Source: Brodaty H, Arasaratnam C. Meta-analysis of nonpharmacological interventions for neuropsychiatric symptoms of dementia. American Journal of Psychiatry. 2012;169:946-53.
The most worrying thing for the family is that the Patient could wander around and get lost. In recent years, newspapers have increasingly reported elderly Dementia people getting lost or injured in traffic accidents. With the help of a Specilised Caregiver, this type of tragedy can be avoided.
More generally, knowing that the Patient is taken care of by a professional, Specialised Caregiver will give the family peace of mind, and the satisfaction that the are providing the Very Best Care for their elderly loved ones.
Another positive impact which has been highlighted by many of our clients, is that because the Specialised Caregiver keeps the Patient busy and active during the day, anxiety and wandering diminishes at night, which mean better rest for the whole family!

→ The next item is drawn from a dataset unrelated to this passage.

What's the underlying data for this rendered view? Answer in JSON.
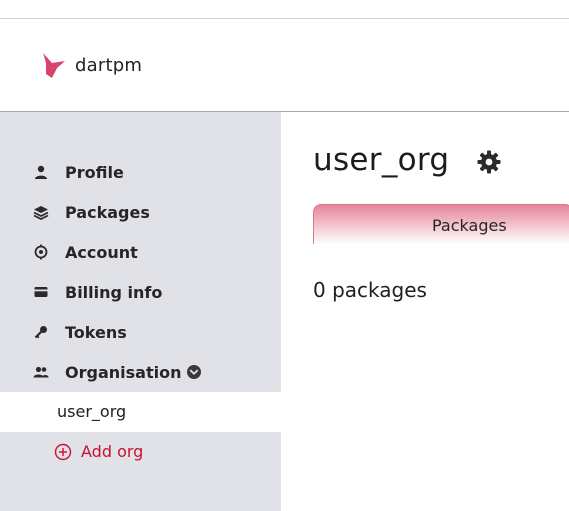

Eating and drinking might be affected: the Patient is not able to prepare food, the Patient does not remember to eat or when he last ate, the Patient is not able to say he is hungry; the Patient’s thirst & smell mechanisms are affected.
Keep the Patient’s familiar eating & dining routines for as long as possible
Make sure the place for eating is pleasant and the table is free of unnecessary objects
Sit with the Patient, make eye contact and speak with the Patient
Encourage self-care (if needed, provide more time & assistive devices)
Adjust the variety, amount, shape & texture of the food to the Patient’s needs
Look at the Patient’s response – if he makes no initiative for eating, place a spoon in his hand
Monitor changes in eating habits & avoid major weight changes
If necessary, consider the use of supplements or nutrient-dense foods
Patient may have a need for social interaction, may feel bored, depressed or isolated;
Patient may be in pain or distress, or have an infection;
A noisy environment of change in routine may make a person wander;
Patient may have a need for food, fluids, exercise or going to the toilet;
Addressing the needs (food, toileting, social contact) and wishes of the Patient and anticipating before he goes wandering;
Organising activities that promote friendship and have a meaning for the Patient;
Taking the Patient outside regularly;
Keeping a list of places a person may wander to;
Making doors less obvious;
Providing cues to help the Patient know where he is;
Avoid access to unsafe objects (car keys, knives, scissors);
Fire safety: fire extinguishers, information about smoking, lighters & candles (especially when Patient is using oxygen);
Hide or lock away cleaning supplies, medication and toxic items;
Any change in environment can be unsafe to the Patient!
Provide grab bars, non-slip mats;
Prevent hot water burns (safety button on tap or adjust water heater).
Keep electrical appliances away from water, if possible, use appliances that have an auto shut-off function;
Remove knobs from stove burners, and if necessary, turn off the gas or the electric power;
Keep the kitchen table clear from medicines, vitamins…
Let the doctor review the medication regularly, and check if they are still needed;
Use a pill organizer so that the Patient can only access what he needs;
Keep all medication together in one place;
In a later stage, lock away all the medication;
Check if Patient has actually swallowed or taken the medication;